Amazon’s Kindle has been realesed in the UK and Europe (finally). Hurrah! Whilst I am eager to get my grubby paws on one (to have a play about), I am also skeptical about how it will all pan out. I’m not convinced that e-books will be all that successful here in the UK. Yet.
I may be biased – I am an English graduate after all, and I vividly remember the discussions we had about the sacrilige of folding a page or breaking the spine of a book (although there seemed to be two distinct camps of anal-retentives there). It strikes me that we have a deep-seated reverence for printed books in the UK – although, it can be argued that this is decreasing with each new generation – and the culture of buying second-hand (often pot-luck) books seems to be thriving amongs the old and the ‘hip’ (an odd mix). This would all but disappear if printed books were to become a thing of the past.
There are other issues: how would our cherished libraries work if the books were only released in digital format? Never mind the fact that you’re paying for something which has zero resell value (one of my main gripes with digital products). These issues aside, anyone who knows me probably knows that I am pretty indecisive a lot of the time. I know quite a few people who are the same. Maybe it’s just that we’re all so easy-going that we’re quite willing to concede to other people’s suggestions, or maybe it’s just that we’re sheep and will only do what we’re told. If that’s the case, then we’re a marketing department’s wet dream.
With that in mind, I’d point out one issue that has stood in the way of digital print taking off so far: marketing. As far as I can tell, the only people who even know what a Sony Reader or a Cool-er actually is are high-end business people or gadget fiends.
No wonder they haven’t taken off. Someone is doing something wrong! It seems to me that Sony and Cool-er (the two top sellers in the UK – given that competition is low) haven’t put much effort into their marketing.
Sure, the Sony Reader is advertised in Waterstones and various big highstreet book shops, but they didn’t have the same hype surrounding their release – the BBC news did a segment on the Kindle as if the Sony hadn’t been available here for 2 years or so. Thus far the Kindle’s rivals have only attempted to crack a very specialised market – they haven’t succeeded in made ebooks look cool, easy to use, or indespensible. Thus far they’ve only managed to say, ‘Look, this is a shiny new gadget that can carry lots of books inside it.‘ Now, I don’t know about you, but I don’t know anyone who will routinely carry around more than one novel at a time. Thus, pointing out that it can hold x amount of books seems rather daft to me.

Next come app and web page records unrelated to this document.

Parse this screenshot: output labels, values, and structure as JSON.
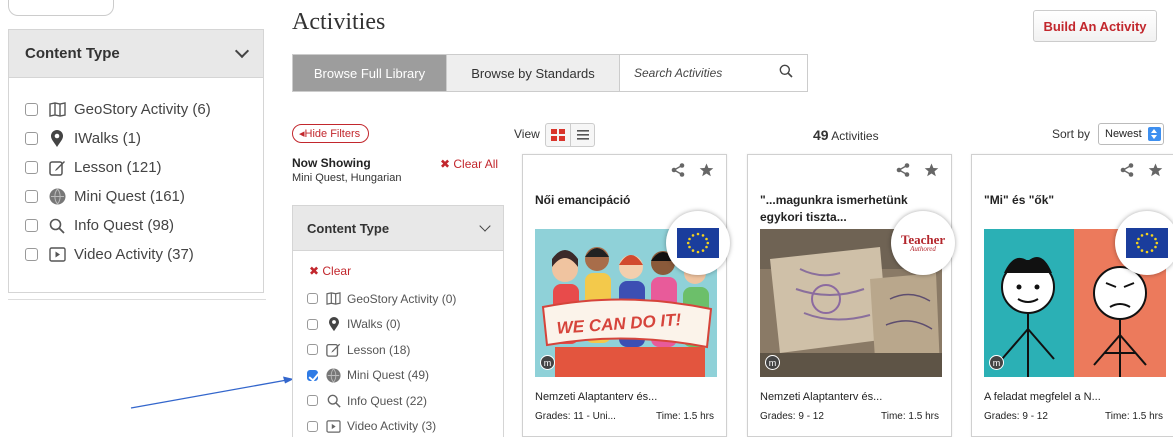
{
  "background_filter": {
    "title": "Content Type",
    "items": [
      {
        "label": "GeoStory Activity (6)",
        "icon": "map-icon"
      },
      {
        "label": "IWalks (1)",
        "icon": "location-pin-icon"
      },
      {
        "label": "Lesson (121)",
        "icon": "edit-icon"
      },
      {
        "label": "Mini Quest (161)",
        "icon": "globe-icon"
      },
      {
        "label": "Info Quest (98)",
        "icon": "search-icon"
      },
      {
        "label": "Video Activity (37)",
        "icon": "video-icon"
      }
    ]
  },
  "header": {
    "title": "Activities",
    "build_button": "Build An Activity",
    "tabs": [
      "Browse Full Library",
      "Browse by Standards"
    ],
    "search_placeholder": "Search Activities"
  },
  "filters": {
    "hide_label": "◂Hide Filters",
    "now_showing_label": "Now Showing",
    "now_showing_value": "Mini Quest, Hungarian",
    "clear_all": "✖ Clear All",
    "panel_title": "Content Type",
    "clear": "✖ Clear",
    "items": [
      {
        "label": "GeoStory Activity (0)",
        "icon": "map-icon",
        "checked": false
      },
      {
        "label": "IWalks (0)",
        "icon": "location-pin-icon",
        "checked": false
      },
      {
        "label": "Lesson (18)",
        "icon": "edit-icon",
        "checked": false
      },
      {
        "label": "Mini Quest (49)",
        "icon": "globe-icon",
        "checked": true
      },
      {
        "label": "Info Quest (22)",
        "icon": "search-icon",
        "checked": false
      },
      {
        "label": "Video Activity (3)",
        "icon": "video-icon",
        "checked": false
      }
    ]
  },
  "results": {
    "view_label": "View",
    "count": "49",
    "count_label": "Activities",
    "sort_label": "Sort by",
    "sort_value": "Newest"
  },
  "cards": [
    {
      "title": "Női emancipáció",
      "badge": "eu-flag",
      "standards": "Nemzeti Alaptanterv és...",
      "grades": "Grades: 11 - Uni...",
      "time": "Time: 1.5 hrs",
      "banner_text": "WE CAN DO IT!"
    },
    {
      "title": "\"...magunkra ismerhetünk egykori tiszta...",
      "badge": "teacher-authored",
      "badge_text_1": "Teacher",
      "badge_text_2": "Authored",
      "standards": "Nemzeti Alaptanterv és...",
      "grades": "Grades: 9 - 12",
      "time": "Time: 1.5 hrs"
    },
    {
      "title": "\"Mi\" és \"ők\"",
      "badge": "eu-flag",
      "standards": "A feladat megfelel a N...",
      "grades": "Grades: 9 - 12",
      "time": "Time: 1.5 hrs"
    }
  ],
  "colors": {
    "accent_red": "#c2272d",
    "arrow_blue": "#3366cc",
    "check_blue": "#2f7be5"
  }
}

Another issue is pricing. The device itself is slightly expensive, but reasonable, I feel. However, there is categorically no way I’d pay over the hardback price for an e-book (today, one look on the Borders web site shows the new Dan Brown novel at £15.19 in e-book, and £12.91 in hardback formats). Correct me if I’m wrong but…there’s no printing, or raw materials involved, they should be cheaper than a hardback. I am totally against paying nearly full price (which seems to be what Amazon etc. are expecting us to do too) for something that I can’t then sell on or give to someone else if it’s utter drivel.
It is distinctly possible that if Amazon starts a large advertising campaign (and actually makes a decent selling-point with it), they might just be able to pinch the top spot from Sony in the UK despite Sony’s head-start. But, as it stands, I think the digital book marketplace in the UK needs to make some substantial changes in order to make any real difference to consumer’s buying habits, and if anyone is going to do that it might just be Amazon with the Kindle.
I’m still not convinced that sitting around in a coffee shop peering at a chunk of white plastic will ever make anyone look cool or particularly interesting though.